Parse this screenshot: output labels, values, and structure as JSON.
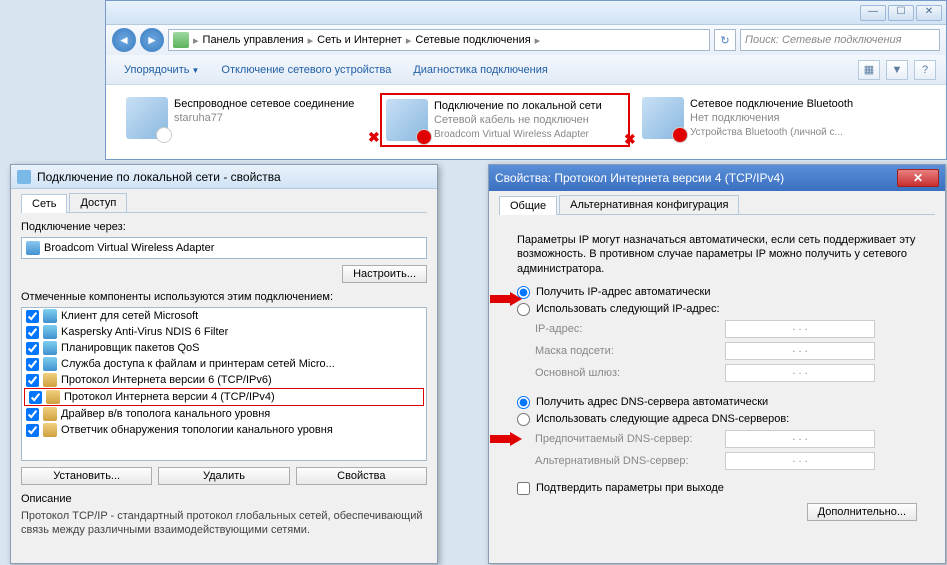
{
  "explorer": {
    "breadcrumb": {
      "p1": "Панель управления",
      "p2": "Сеть и Интернет",
      "p3": "Сетевые подключения"
    },
    "search_placeholder": "Поиск: Сетевые подключения",
    "toolbar": {
      "organize": "Упорядочить",
      "disable": "Отключение сетевого устройства",
      "diag": "Диагностика подключения"
    },
    "connections": [
      {
        "title": "Беспроводное сетевое соединение",
        "status": "staruha77",
        "detail": ""
      },
      {
        "title": "Подключение по локальной сети",
        "status": "Сетевой кабель не подключен",
        "detail": "Broadcom Virtual Wireless Adapter"
      },
      {
        "title": "Сетевое подключение Bluetooth",
        "status": "Нет подключения",
        "detail": "Устройства Bluetooth (личной с..."
      }
    ]
  },
  "props": {
    "title": "Подключение по локальной сети - свойства",
    "tabs": {
      "network": "Сеть",
      "access": "Доступ"
    },
    "connect_via_label": "Подключение через:",
    "adapter": "Broadcom Virtual Wireless Adapter",
    "configure_btn": "Настроить...",
    "components_label": "Отмеченные компоненты используются этим подключением:",
    "components": [
      "Клиент для сетей Microsoft",
      "Kaspersky Anti-Virus NDIS 6 Filter",
      "Планировщик пакетов QoS",
      "Служба доступа к файлам и принтерам сетей Micro...",
      "Протокол Интернета версии 6 (TCP/IPv6)",
      "Протокол Интернета версии 4 (TCP/IPv4)",
      "Драйвер в/в тополога канального уровня",
      "Ответчик обнаружения топологии канального уровня"
    ],
    "buttons": {
      "install": "Установить...",
      "remove": "Удалить",
      "props": "Свойства"
    },
    "desc_title": "Описание",
    "desc_text": "Протокол TCP/IP - стандартный протокол глобальных сетей, обеспечивающий связь между различными взаимодействующими сетями."
  },
  "ipv4": {
    "title": "Свойства: Протокол Интернета версии 4 (TCP/IPv4)",
    "tabs": {
      "general": "Общие",
      "alt": "Альтернативная конфигурация"
    },
    "info": "Параметры IP могут назначаться автоматически, если сеть поддерживает эту возможность. В противном случае параметры IP можно получить у сетевого администратора.",
    "r_auto_ip": "Получить IP-адрес автоматически",
    "r_manual_ip": "Использовать следующий IP-адрес:",
    "f_ip": "IP-адрес:",
    "f_mask": "Маска подсети:",
    "f_gw": "Основной шлюз:",
    "r_auto_dns": "Получить адрес DNS-сервера автоматически",
    "r_manual_dns": "Использовать следующие адреса DNS-серверов:",
    "f_dns1": "Предпочитаемый DNS-сервер:",
    "f_dns2": "Альтернативный DNS-сервер:",
    "chk_validate": "Подтвердить параметры при выходе",
    "advanced_btn": "Дополнительно...",
    "ip_dots": ".       .       ."
  }
}
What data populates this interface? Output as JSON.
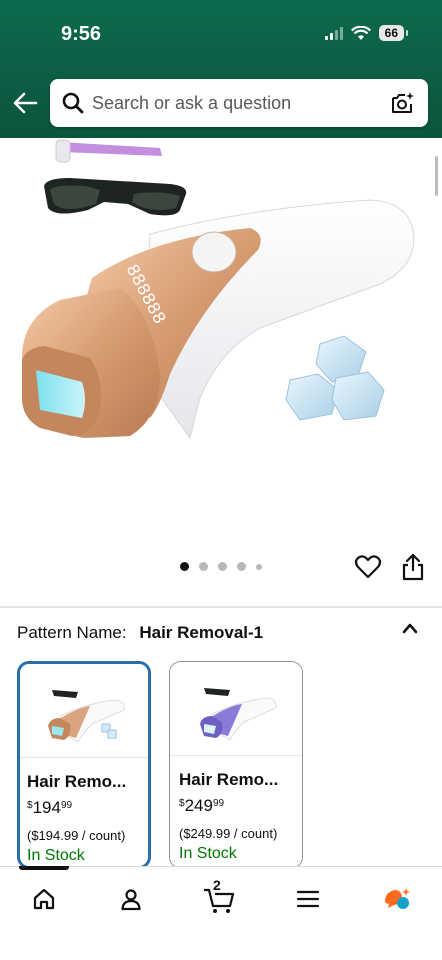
{
  "status_bar": {
    "time": "9:56",
    "battery": "66"
  },
  "search": {
    "placeholder": "Search or ask a question"
  },
  "gallery": {
    "dot_count": 5,
    "active_dot": 1
  },
  "pattern": {
    "label": "Pattern Name:",
    "value": "Hair Removal-1"
  },
  "options": [
    {
      "title": "Hair Remo...",
      "currency": "$",
      "price_whole": "194",
      "price_cents": "99",
      "unit_price": "($194.99 / count)",
      "stock": "In Stock",
      "selected": true
    },
    {
      "title": "Hair Remo...",
      "currency": "$",
      "price_whole": "249",
      "price_cents": "99",
      "unit_price": "($249.99 / count)",
      "stock": "In Stock",
      "selected": false
    }
  ],
  "nav": {
    "cart_count": "2",
    "items": [
      "home-icon",
      "account-icon",
      "cart-icon",
      "menu-icon",
      "rufus-icon"
    ]
  },
  "colors": {
    "header": "#0b6b4d",
    "selected_border": "#2a6fa8",
    "in_stock": "#007600",
    "device_rose_gold": "#d9a47f",
    "device_purple": "#8c7ad8"
  }
}
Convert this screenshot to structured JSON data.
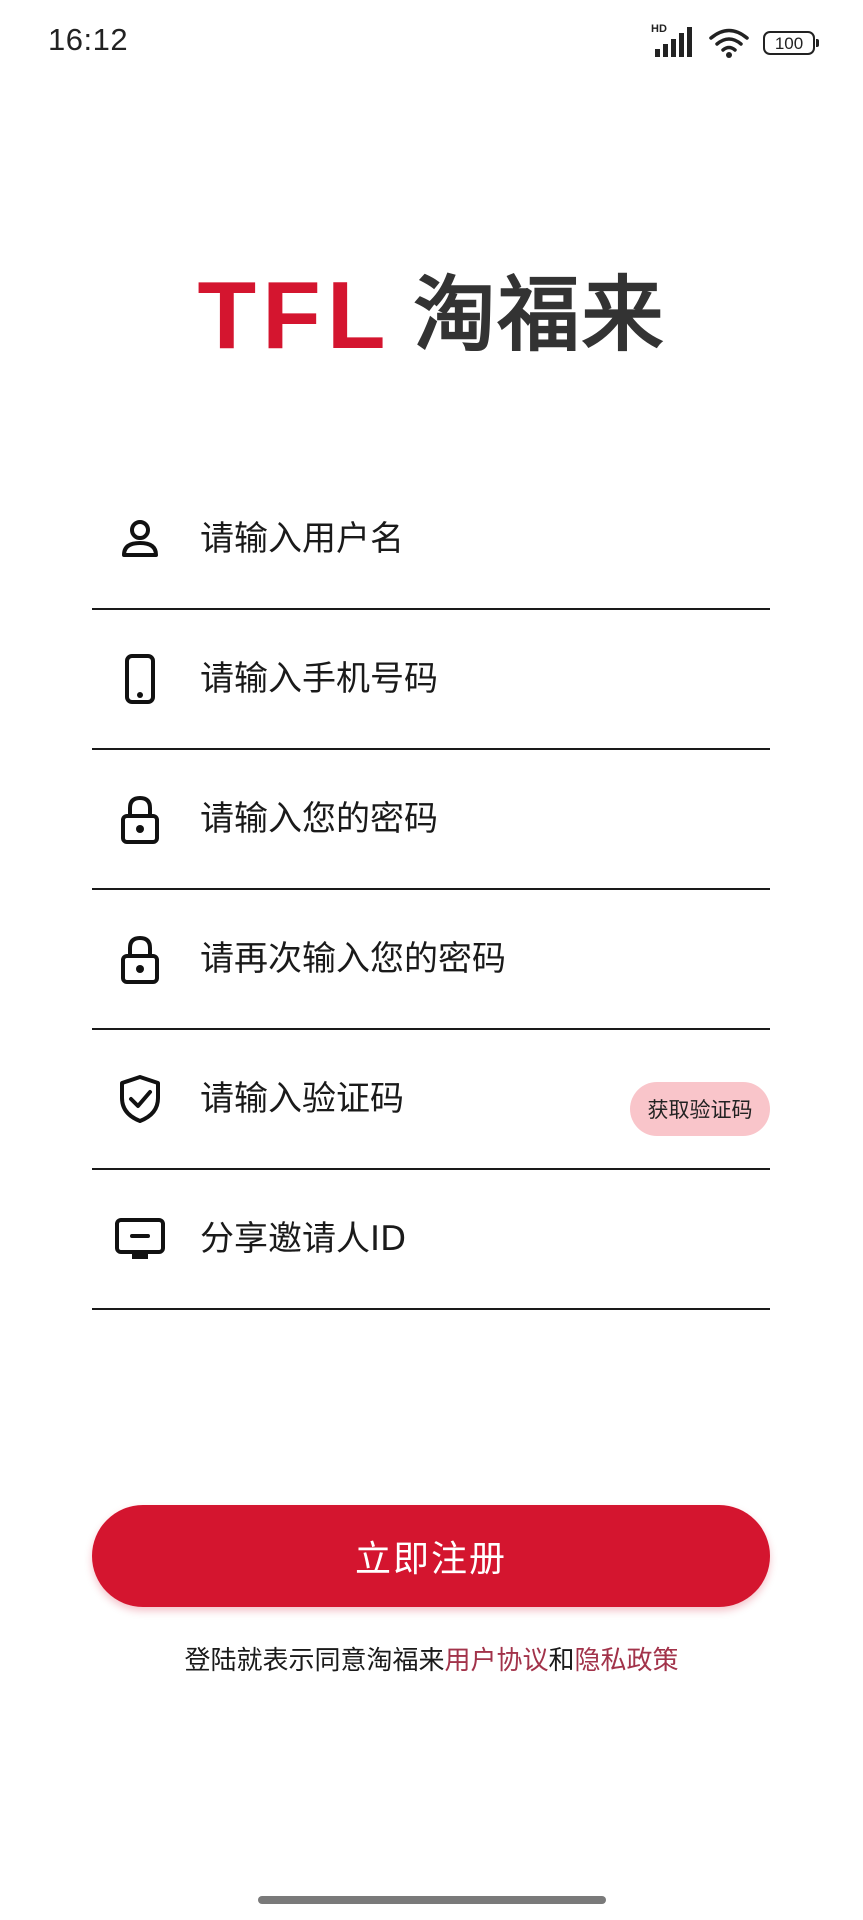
{
  "status_bar": {
    "time": "16:12",
    "network_label": "HD",
    "battery": "100",
    "icons": [
      "signal-icon",
      "wifi-icon",
      "battery-icon"
    ]
  },
  "logo": {
    "en": "TFL",
    "cn": "淘福来"
  },
  "form": {
    "username_placeholder": "请输入用户名",
    "phone_placeholder": "请输入手机号码",
    "password_placeholder": "请输入您的密码",
    "confirm_password_placeholder": "请再次输入您的密码",
    "verification_placeholder": "请输入验证码",
    "get_code_label": "获取验证码",
    "invite_placeholder": "分享邀请人ID"
  },
  "register_button": "立即注册",
  "agreement": {
    "prefix": "登陆就表示同意淘福来",
    "user_agreement": "用户协议",
    "and": "和",
    "privacy_policy": "隐私政策"
  },
  "colors": {
    "brand_red": "#d4152f",
    "button_pink": "#f9c5ca",
    "link_color": "#a2334a"
  }
}
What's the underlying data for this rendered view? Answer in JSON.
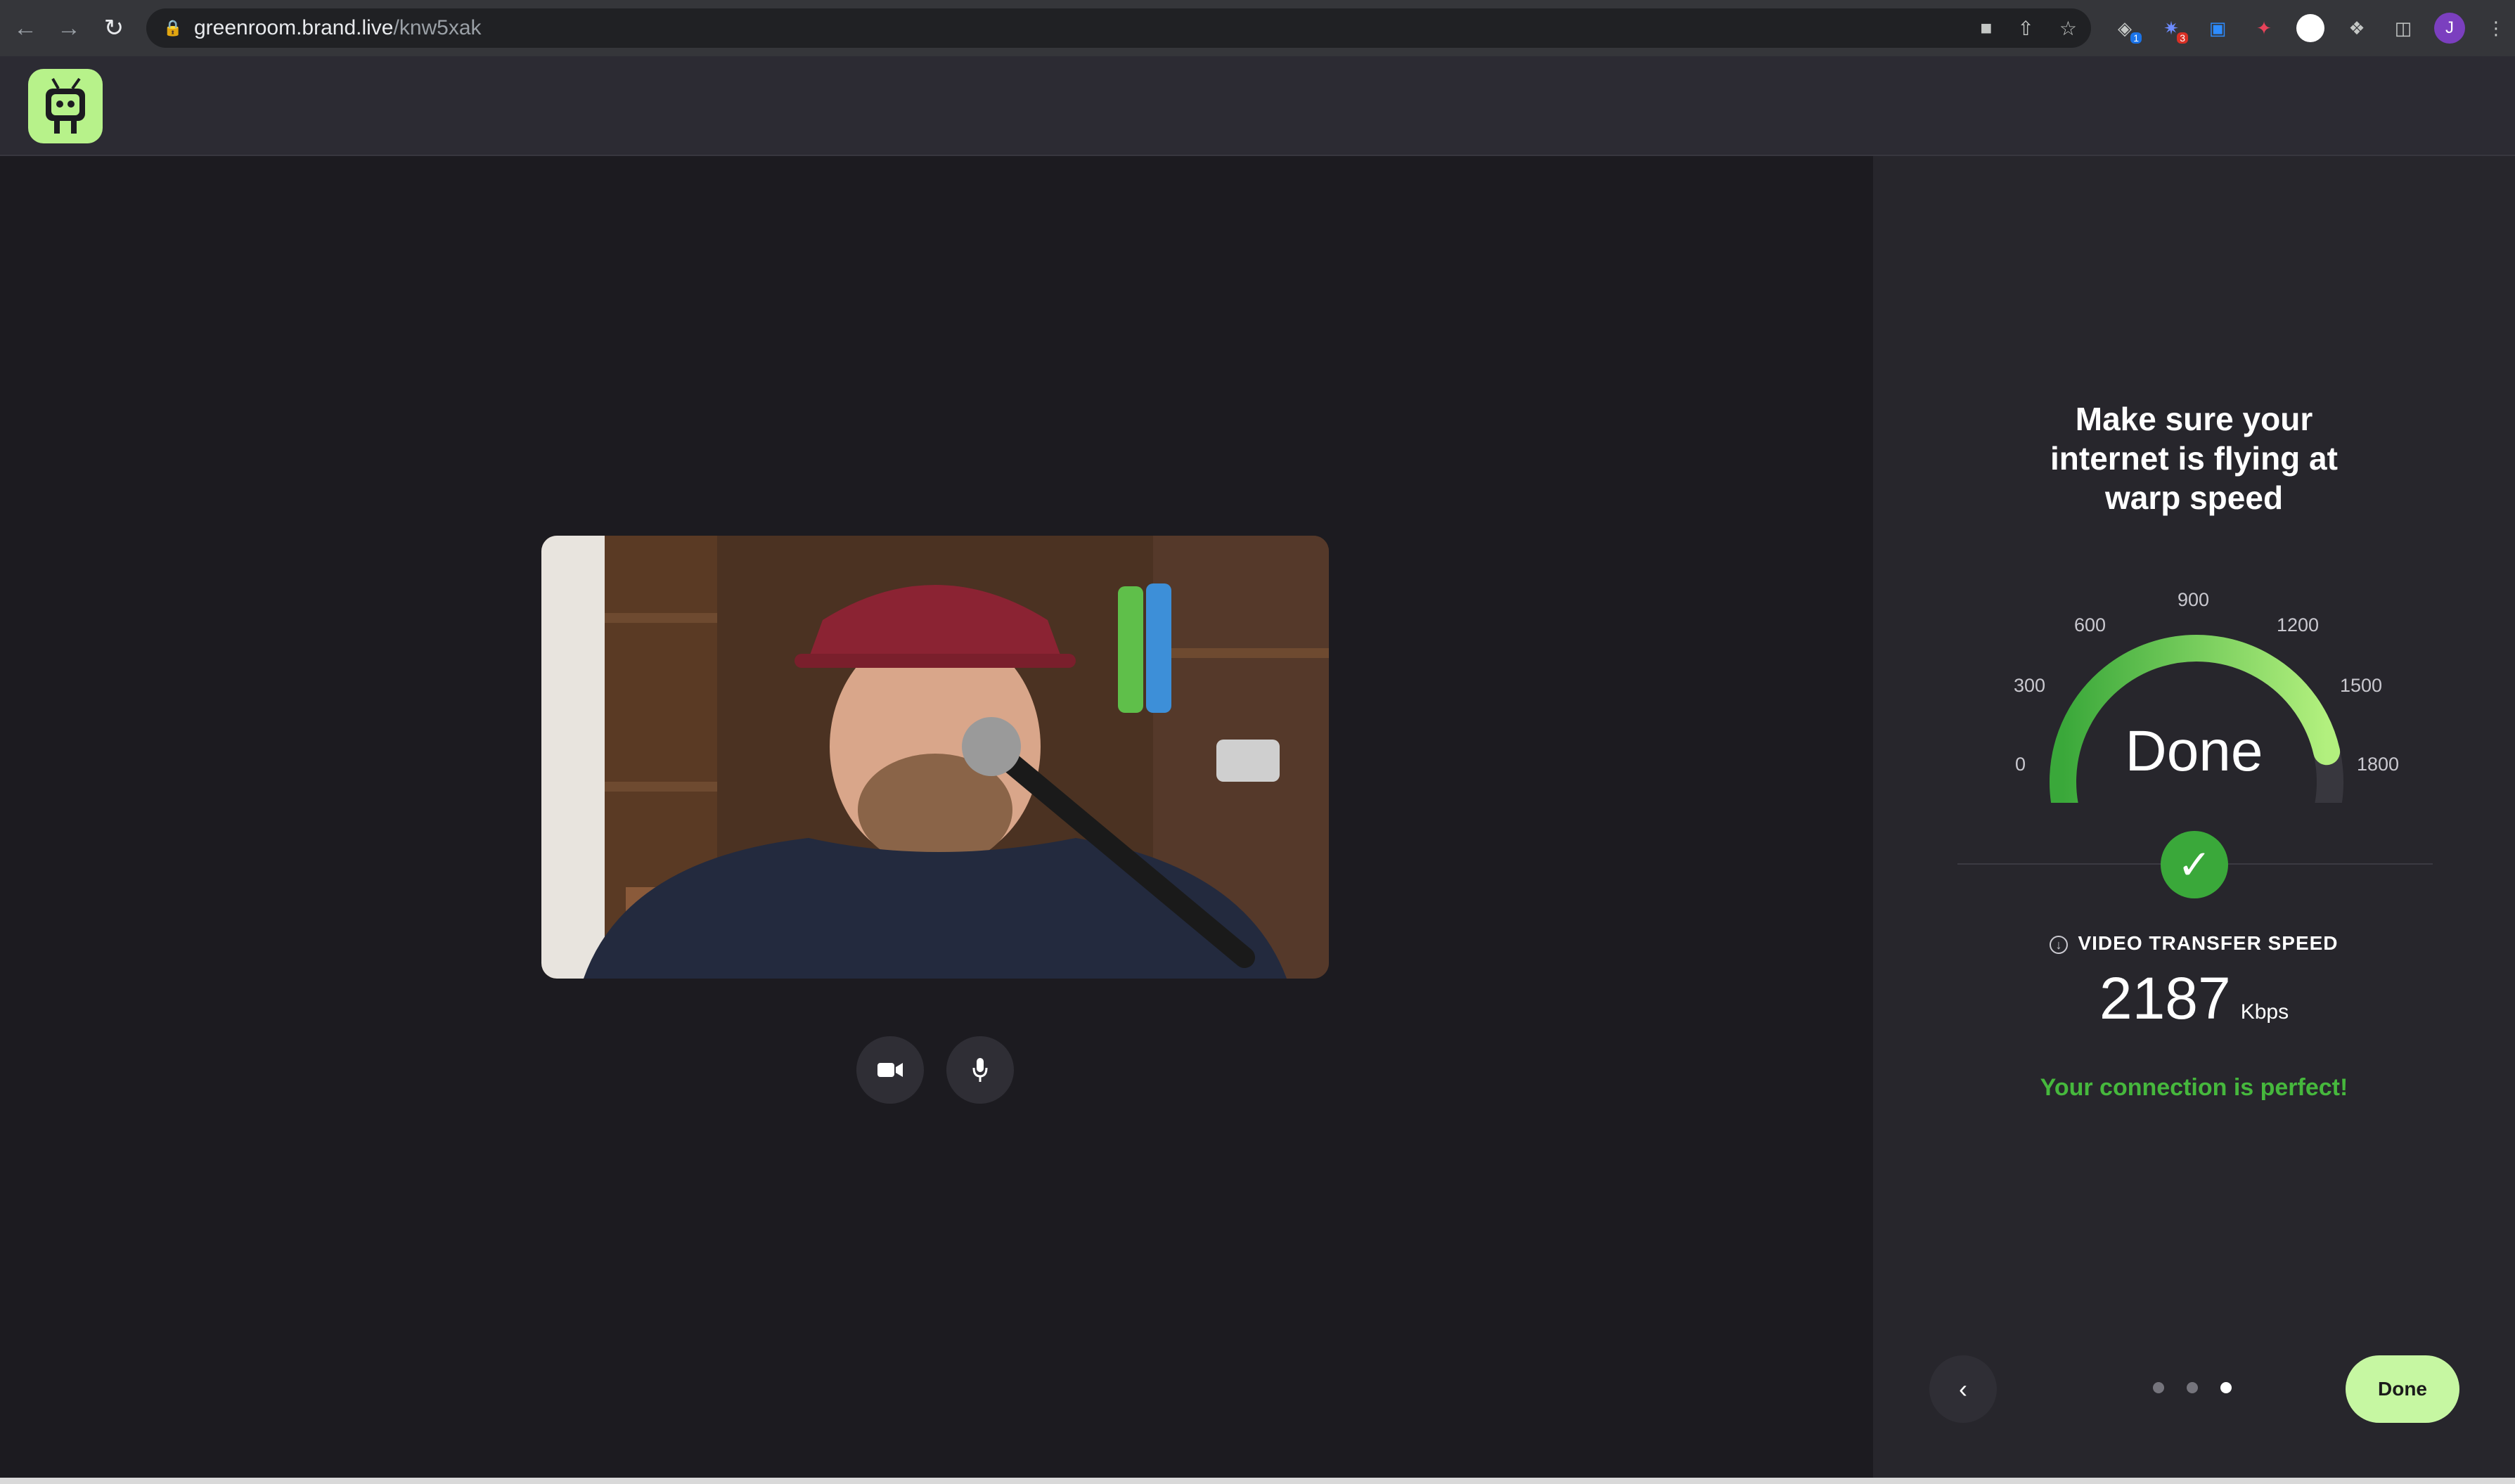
{
  "browser": {
    "url_host": "greenroom.brand.live",
    "url_path": "/knw5xak",
    "profile_initial": "J",
    "extension_badges": [
      "1",
      "3"
    ]
  },
  "panel": {
    "title_lines": [
      "Make sure your",
      "internet is flying at",
      "warp speed"
    ],
    "gauge_ticks": [
      "0",
      "300",
      "600",
      "900",
      "1200",
      "1500",
      "1800"
    ],
    "gauge_status": "Done",
    "gauge_fill": 0.85,
    "speed_label": "VIDEO TRANSFER SPEED",
    "speed_value": "2187",
    "speed_unit": "Kbps",
    "connection_message": "Your connection is perfect!",
    "done_label": "Done",
    "steps_total": 3,
    "step_active": 3
  },
  "colors": {
    "accent_green": "#46b83d",
    "button_green": "#c6f7a2",
    "logo_green": "#b7f28a"
  }
}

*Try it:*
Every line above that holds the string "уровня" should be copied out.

*Answer to the problem:*
      "Драйвер в/в тополога канального уровня",
      "Ответчик обнаружения топологии канального уровня"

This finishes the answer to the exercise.